Demographic and clinical characteristics, including age, years of education, sleep-disordered breathing parameters, and neuropsychological test scores, were analyzed using independent sample t-tests to compare OSAHS patients with healthy controls (P < 0.05 was deemed significant). Partial correlation analysis [12, 19] adjusted for age and education was performed to correlate sleep-disordered breathing parameters and neurocognitive performance. All the analyses were completed using the Statistical Package for the Social Sciences version 25.0 (SPSS, Chicago, IL, USA).
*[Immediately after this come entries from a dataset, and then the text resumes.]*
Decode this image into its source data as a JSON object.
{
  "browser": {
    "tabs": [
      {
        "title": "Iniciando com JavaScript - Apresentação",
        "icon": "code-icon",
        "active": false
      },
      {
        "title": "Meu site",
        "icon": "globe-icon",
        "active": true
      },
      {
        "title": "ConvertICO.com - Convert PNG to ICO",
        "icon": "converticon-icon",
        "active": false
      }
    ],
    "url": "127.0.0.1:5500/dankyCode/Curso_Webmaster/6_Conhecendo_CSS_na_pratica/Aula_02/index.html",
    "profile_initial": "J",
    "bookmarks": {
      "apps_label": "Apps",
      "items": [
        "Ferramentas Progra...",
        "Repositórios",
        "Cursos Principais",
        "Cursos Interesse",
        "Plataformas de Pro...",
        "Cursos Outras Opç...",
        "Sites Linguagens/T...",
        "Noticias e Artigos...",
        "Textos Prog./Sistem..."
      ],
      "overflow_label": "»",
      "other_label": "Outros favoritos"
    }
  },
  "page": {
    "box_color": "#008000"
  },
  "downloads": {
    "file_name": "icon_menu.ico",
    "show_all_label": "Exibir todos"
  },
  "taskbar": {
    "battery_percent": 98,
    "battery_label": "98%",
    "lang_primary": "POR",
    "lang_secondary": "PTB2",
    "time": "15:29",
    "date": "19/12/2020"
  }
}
For functional imaging data, the analysis was performed using the SPM12 software, with age and education as nuisance covariates. we used a one-sample t-test to create a sample-specific component map as a spatial mask with the component maps for all participants (voxel-level familywise error (FWE)-corrected, P < 0.05). Then, a two-sample t-test was performed to explore between-group differences in the component time course-related activity within the spatial mask (cluster-level FWE-corrected, P < 0.05; single-voxel P = 0.001) and saved them as regions of interest (ROIs). Then, for patient group and control group, the average ICA z-scores of the ROIs were extracted using RESTplus software for further correlation analysis. The correlation analyses with clinical variables were performed using a partial correlation method (P < 0.05) in SPSS, the age and education were considered as the nuisance covariates.